Instructions for the task
The task calls for every line of the data to be retyped exactly.

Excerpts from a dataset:

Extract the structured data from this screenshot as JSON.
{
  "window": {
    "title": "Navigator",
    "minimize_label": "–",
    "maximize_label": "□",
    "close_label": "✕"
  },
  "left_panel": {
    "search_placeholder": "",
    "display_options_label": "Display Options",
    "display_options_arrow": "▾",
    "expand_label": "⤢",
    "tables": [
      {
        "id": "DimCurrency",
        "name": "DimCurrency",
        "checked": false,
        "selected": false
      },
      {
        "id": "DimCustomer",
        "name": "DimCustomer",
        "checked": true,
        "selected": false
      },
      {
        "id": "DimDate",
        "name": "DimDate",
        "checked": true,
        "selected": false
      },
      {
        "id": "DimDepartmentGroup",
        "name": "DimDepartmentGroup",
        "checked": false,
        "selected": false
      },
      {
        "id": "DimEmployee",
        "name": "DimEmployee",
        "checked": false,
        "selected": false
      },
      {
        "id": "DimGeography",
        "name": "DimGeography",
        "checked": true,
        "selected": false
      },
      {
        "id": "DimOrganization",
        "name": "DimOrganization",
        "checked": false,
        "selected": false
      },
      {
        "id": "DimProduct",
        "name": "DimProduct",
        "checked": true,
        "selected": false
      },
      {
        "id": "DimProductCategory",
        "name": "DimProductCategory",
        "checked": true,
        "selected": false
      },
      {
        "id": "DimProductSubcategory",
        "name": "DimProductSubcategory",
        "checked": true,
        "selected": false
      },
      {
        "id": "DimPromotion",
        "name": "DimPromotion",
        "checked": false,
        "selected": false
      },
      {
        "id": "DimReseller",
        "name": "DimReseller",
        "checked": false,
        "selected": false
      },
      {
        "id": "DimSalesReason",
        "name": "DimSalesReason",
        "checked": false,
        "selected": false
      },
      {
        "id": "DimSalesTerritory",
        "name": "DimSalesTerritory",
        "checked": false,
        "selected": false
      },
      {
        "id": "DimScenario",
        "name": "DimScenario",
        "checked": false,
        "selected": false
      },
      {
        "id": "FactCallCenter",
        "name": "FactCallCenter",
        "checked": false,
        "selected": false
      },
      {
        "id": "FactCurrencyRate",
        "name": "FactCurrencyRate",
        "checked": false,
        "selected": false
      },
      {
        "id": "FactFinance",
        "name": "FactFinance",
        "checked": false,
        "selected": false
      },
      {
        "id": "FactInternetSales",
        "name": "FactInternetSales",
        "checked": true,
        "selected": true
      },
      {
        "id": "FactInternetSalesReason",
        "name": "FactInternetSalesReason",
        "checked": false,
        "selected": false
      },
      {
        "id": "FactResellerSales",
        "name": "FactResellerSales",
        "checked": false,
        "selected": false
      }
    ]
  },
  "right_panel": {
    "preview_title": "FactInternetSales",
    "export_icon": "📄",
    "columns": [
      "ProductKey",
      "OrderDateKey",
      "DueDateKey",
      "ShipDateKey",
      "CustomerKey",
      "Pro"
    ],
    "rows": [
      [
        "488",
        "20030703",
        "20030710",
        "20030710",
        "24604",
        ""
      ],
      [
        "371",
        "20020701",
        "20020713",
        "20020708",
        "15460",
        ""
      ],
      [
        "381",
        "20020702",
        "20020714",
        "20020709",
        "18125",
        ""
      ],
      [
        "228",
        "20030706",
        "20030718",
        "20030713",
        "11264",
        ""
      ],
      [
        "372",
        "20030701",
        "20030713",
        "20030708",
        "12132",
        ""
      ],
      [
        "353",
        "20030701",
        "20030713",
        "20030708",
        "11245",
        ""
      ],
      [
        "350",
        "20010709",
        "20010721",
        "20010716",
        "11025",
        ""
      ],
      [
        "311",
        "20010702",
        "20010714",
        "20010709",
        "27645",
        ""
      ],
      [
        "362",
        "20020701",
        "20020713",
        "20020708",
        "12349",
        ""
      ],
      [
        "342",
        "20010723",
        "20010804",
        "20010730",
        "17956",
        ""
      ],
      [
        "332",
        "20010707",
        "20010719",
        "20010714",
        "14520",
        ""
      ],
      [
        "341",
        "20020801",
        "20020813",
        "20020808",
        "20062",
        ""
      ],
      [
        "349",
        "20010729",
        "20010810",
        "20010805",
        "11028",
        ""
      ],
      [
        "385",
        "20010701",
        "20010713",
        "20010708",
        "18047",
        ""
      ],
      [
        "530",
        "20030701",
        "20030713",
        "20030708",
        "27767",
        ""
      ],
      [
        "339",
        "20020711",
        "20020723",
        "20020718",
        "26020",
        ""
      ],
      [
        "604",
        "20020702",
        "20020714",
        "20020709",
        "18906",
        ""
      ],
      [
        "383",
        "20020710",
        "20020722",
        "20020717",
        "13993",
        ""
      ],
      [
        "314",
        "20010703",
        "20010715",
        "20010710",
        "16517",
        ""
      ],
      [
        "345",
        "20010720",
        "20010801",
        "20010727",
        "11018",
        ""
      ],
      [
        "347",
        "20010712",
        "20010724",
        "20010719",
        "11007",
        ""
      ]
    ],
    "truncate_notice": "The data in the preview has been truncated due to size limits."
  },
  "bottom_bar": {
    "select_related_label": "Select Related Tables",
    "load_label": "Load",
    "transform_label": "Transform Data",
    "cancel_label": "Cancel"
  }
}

Result below
Extract the structured data from this screenshot as JSON.
{
  "window": {
    "title": "Navigator",
    "minimize_label": "–",
    "maximize_label": "□",
    "close_label": "✕"
  },
  "left_panel": {
    "search_placeholder": "",
    "display_options_label": "Display Options",
    "display_options_arrow": "▾",
    "expand_label": "⤢",
    "tables": [
      {
        "id": "DimCurrency",
        "name": "DimCurrency",
        "checked": false,
        "selected": false
      },
      {
        "id": "DimCustomer",
        "name": "DimCustomer",
        "checked": true,
        "selected": false
      },
      {
        "id": "DimDate",
        "name": "DimDate",
        "checked": true,
        "selected": false
      },
      {
        "id": "DimDepartmentGroup",
        "name": "DimDepartmentGroup",
        "checked": false,
        "selected": false
      },
      {
        "id": "DimEmployee",
        "name": "DimEmployee",
        "checked": false,
        "selected": false
      },
      {
        "id": "DimGeography",
        "name": "DimGeography",
        "checked": true,
        "selected": false
      },
      {
        "id": "DimOrganization",
        "name": "DimOrganization",
        "checked": false,
        "selected": false
      },
      {
        "id": "DimProduct",
        "name": "DimProduct",
        "checked": true,
        "selected": false
      },
      {
        "id": "DimProductCategory",
        "name": "DimProductCategory",
        "checked": true,
        "selected": false
      },
      {
        "id": "DimProductSubcategory",
        "name": "DimProductSubcategory",
        "checked": true,
        "selected": false
      },
      {
        "id": "DimPromotion",
        "name": "DimPromotion",
        "checked": false,
        "selected": false
      },
      {
        "id": "DimReseller",
        "name": "DimReseller",
        "checked": false,
        "selected": false
      },
      {
        "id": "DimSalesReason",
        "name": "DimSalesReason",
        "checked": false,
        "selected": false
      },
      {
        "id": "DimSalesTerritory",
        "name": "DimSalesTerritory",
        "checked": false,
        "selected": false
      },
      {
        "id": "DimScenario",
        "name": "DimScenario",
        "checked": false,
        "selected": false
      },
      {
        "id": "FactCallCenter",
        "name": "FactCallCenter",
        "checked": false,
        "selected": false
      },
      {
        "id": "FactCurrencyRate",
        "name": "FactCurrencyRate",
        "checked": false,
        "selected": false
      },
      {
        "id": "FactFinance",
        "name": "FactFinance",
        "checked": false,
        "selected": false
      },
      {
        "id": "FactInternetSales",
        "name": "FactInternetSales",
        "checked": true,
        "selected": true
      },
      {
        "id": "FactInternetSalesReason",
        "name": "FactInternetSalesReason",
        "checked": false,
        "selected": false
      },
      {
        "id": "FactResellerSales",
        "name": "FactResellerSales",
        "checked": false,
        "selected": false
      }
    ]
  },
  "right_panel": {
    "preview_title": "FactInternetSales",
    "export_icon": "📄",
    "columns": [
      "ProductKey",
      "OrderDateKey",
      "DueDateKey",
      "ShipDateKey",
      "CustomerKey",
      "Pro"
    ],
    "rows": [
      [
        "488",
        "20030703",
        "20030710",
        "20030710",
        "24604",
        ""
      ],
      [
        "371",
        "20020701",
        "20020713",
        "20020708",
        "15460",
        ""
      ],
      [
        "381",
        "20020702",
        "20020714",
        "20020709",
        "18125",
        ""
      ],
      [
        "228",
        "20030706",
        "20030718",
        "20030713",
        "11264",
        ""
      ],
      [
        "372",
        "20030701",
        "20030713",
        "20030708",
        "12132",
        ""
      ],
      [
        "353",
        "20030701",
        "20030713",
        "20030708",
        "11245",
        ""
      ],
      [
        "350",
        "20010709",
        "20010721",
        "20010716",
        "11025",
        ""
      ],
      [
        "311",
        "20010702",
        "20010714",
        "20010709",
        "27645",
        ""
      ],
      [
        "362",
        "20020701",
        "20020713",
        "20020708",
        "12349",
        ""
      ],
      [
        "342",
        "20010723",
        "20010804",
        "20010730",
        "17956",
        ""
      ],
      [
        "332",
        "20010707",
        "20010719",
        "20010714",
        "14520",
        ""
      ],
      [
        "341",
        "20020801",
        "20020813",
        "20020808",
        "20062",
        ""
      ],
      [
        "349",
        "20010729",
        "20010810",
        "20010805",
        "11028",
        ""
      ],
      [
        "385",
        "20010701",
        "20010713",
        "20010708",
        "18047",
        ""
      ],
      [
        "530",
        "20030701",
        "20030713",
        "20030708",
        "27767",
        ""
      ],
      [
        "339",
        "20020711",
        "20020723",
        "20020718",
        "26020",
        ""
      ],
      [
        "604",
        "20020702",
        "20020714",
        "20020709",
        "18906",
        ""
      ],
      [
        "383",
        "20020710",
        "20020722",
        "20020717",
        "13993",
        ""
      ],
      [
        "314",
        "20010703",
        "20010715",
        "20010710",
        "16517",
        ""
      ],
      [
        "345",
        "20010720",
        "20010801",
        "20010727",
        "11018",
        ""
      ],
      [
        "347",
        "20010712",
        "20010724",
        "20010719",
        "11007",
        ""
      ]
    ],
    "truncate_notice": "The data in the preview has been truncated due to size limits."
  },
  "bottom_bar": {
    "select_related_label": "Select Related Tables",
    "load_label": "Load",
    "transform_label": "Transform Data",
    "cancel_label": "Cancel"
  }
}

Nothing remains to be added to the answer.